An exact copy of the data is needed, one that excludes all pictures.

▶ **Information provided**
* * * * * * *
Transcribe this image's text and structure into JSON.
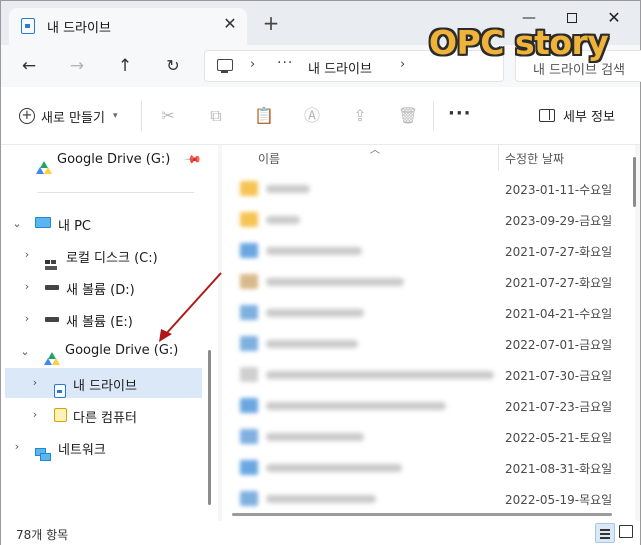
{
  "tab": {
    "title": "내 드라이브",
    "close_glyph": "✕",
    "new_tab_glyph": "+"
  },
  "window_controls": {
    "minimize": "—",
    "close": "✕"
  },
  "address_bar": {
    "separator": "›",
    "overflow": "···",
    "crumb": "내 드라이브",
    "search_placeholder": "내 드라이브 검색"
  },
  "watermark": "OPC story",
  "toolbar": {
    "new_label": "새로 만들기",
    "more_glyph": "···",
    "details_label": "세부 정보"
  },
  "sidebar": {
    "items": [
      {
        "label": "Google Drive (G:)",
        "icon": "google-drive-icon",
        "pinned": true
      },
      {
        "label": "내 PC",
        "icon": "pc-icon",
        "expanded": true
      },
      {
        "label": "로컬 디스크 (C:)",
        "icon": "local-disk-icon"
      },
      {
        "label": "새 볼륨 (D:)",
        "icon": "drive-icon"
      },
      {
        "label": "새 볼륨 (E:)",
        "icon": "drive-icon"
      },
      {
        "label": "Google Drive (G:)",
        "icon": "google-drive-icon",
        "expanded": true
      },
      {
        "label": "내 드라이브",
        "icon": "my-drive-icon",
        "selected": true
      },
      {
        "label": "다른 컴퓨터",
        "icon": "other-computers-icon"
      },
      {
        "label": "네트워크",
        "icon": "network-icon"
      }
    ]
  },
  "file_list": {
    "columns": {
      "name": "이름",
      "date": "수정한 날짜"
    },
    "rows": [
      {
        "date": "2023-01-11-수요일",
        "icon_color": "#f6c453"
      },
      {
        "date": "2023-09-29-금요일",
        "icon_color": "#f6c453"
      },
      {
        "date": "2021-07-27-화요일",
        "icon_color": "#6aa7e2"
      },
      {
        "date": "2021-07-27-화요일",
        "icon_color": "#d9b98a"
      },
      {
        "date": "2021-04-21-수요일",
        "icon_color": "#7fb0e0"
      },
      {
        "date": "2022-07-01-금요일",
        "icon_color": "#7fb0e0"
      },
      {
        "date": "2021-07-30-금요일",
        "icon_color": "#d0d0d0"
      },
      {
        "date": "2021-07-23-금요일",
        "icon_color": "#6aa7e2"
      },
      {
        "date": "2022-05-21-토요일",
        "icon_color": "#7fb0e0"
      },
      {
        "date": "2021-08-31-화요일",
        "icon_color": "#6aa7e2"
      },
      {
        "date": "2022-05-19-목요일",
        "icon_color": "#7fb0e0"
      }
    ]
  },
  "status_bar": {
    "item_count": "78개 항목"
  },
  "colors": {
    "accent": "#2a7ad5",
    "selection": "#dbe8f7",
    "annotation_arrow": "#b01818",
    "watermark": "#f0b33a"
  }
}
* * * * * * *
▶ **Solution to this problem**
Transcribe this image's text and structure into JSON.
{
  "tab": {
    "title": "내 드라이브",
    "close_glyph": "✕",
    "new_tab_glyph": "+"
  },
  "window_controls": {
    "minimize": "—",
    "close": "✕"
  },
  "address_bar": {
    "separator": "›",
    "overflow": "···",
    "crumb": "내 드라이브",
    "search_placeholder": "내 드라이브 검색"
  },
  "watermark": "OPC story",
  "toolbar": {
    "new_label": "새로 만들기",
    "more_glyph": "···",
    "details_label": "세부 정보"
  },
  "sidebar": {
    "items": [
      {
        "label": "Google Drive (G:)",
        "icon": "google-drive-icon",
        "pinned": true
      },
      {
        "label": "내 PC",
        "icon": "pc-icon",
        "expanded": true
      },
      {
        "label": "로컬 디스크 (C:)",
        "icon": "local-disk-icon"
      },
      {
        "label": "새 볼륨 (D:)",
        "icon": "drive-icon"
      },
      {
        "label": "새 볼륨 (E:)",
        "icon": "drive-icon"
      },
      {
        "label": "Google Drive (G:)",
        "icon": "google-drive-icon",
        "expanded": true
      },
      {
        "label": "내 드라이브",
        "icon": "my-drive-icon",
        "selected": true
      },
      {
        "label": "다른 컴퓨터",
        "icon": "other-computers-icon"
      },
      {
        "label": "네트워크",
        "icon": "network-icon"
      }
    ]
  },
  "file_list": {
    "columns": {
      "name": "이름",
      "date": "수정한 날짜"
    },
    "rows": [
      {
        "date": "2023-01-11-수요일",
        "icon_color": "#f6c453"
      },
      {
        "date": "2023-09-29-금요일",
        "icon_color": "#f6c453"
      },
      {
        "date": "2021-07-27-화요일",
        "icon_color": "#6aa7e2"
      },
      {
        "date": "2021-07-27-화요일",
        "icon_color": "#d9b98a"
      },
      {
        "date": "2021-04-21-수요일",
        "icon_color": "#7fb0e0"
      },
      {
        "date": "2022-07-01-금요일",
        "icon_color": "#7fb0e0"
      },
      {
        "date": "2021-07-30-금요일",
        "icon_color": "#d0d0d0"
      },
      {
        "date": "2021-07-23-금요일",
        "icon_color": "#6aa7e2"
      },
      {
        "date": "2022-05-21-토요일",
        "icon_color": "#7fb0e0"
      },
      {
        "date": "2021-08-31-화요일",
        "icon_color": "#6aa7e2"
      },
      {
        "date": "2022-05-19-목요일",
        "icon_color": "#7fb0e0"
      }
    ]
  },
  "status_bar": {
    "item_count": "78개 항목"
  },
  "colors": {
    "accent": "#2a7ad5",
    "selection": "#dbe8f7",
    "annotation_arrow": "#b01818",
    "watermark": "#f0b33a"
  }
}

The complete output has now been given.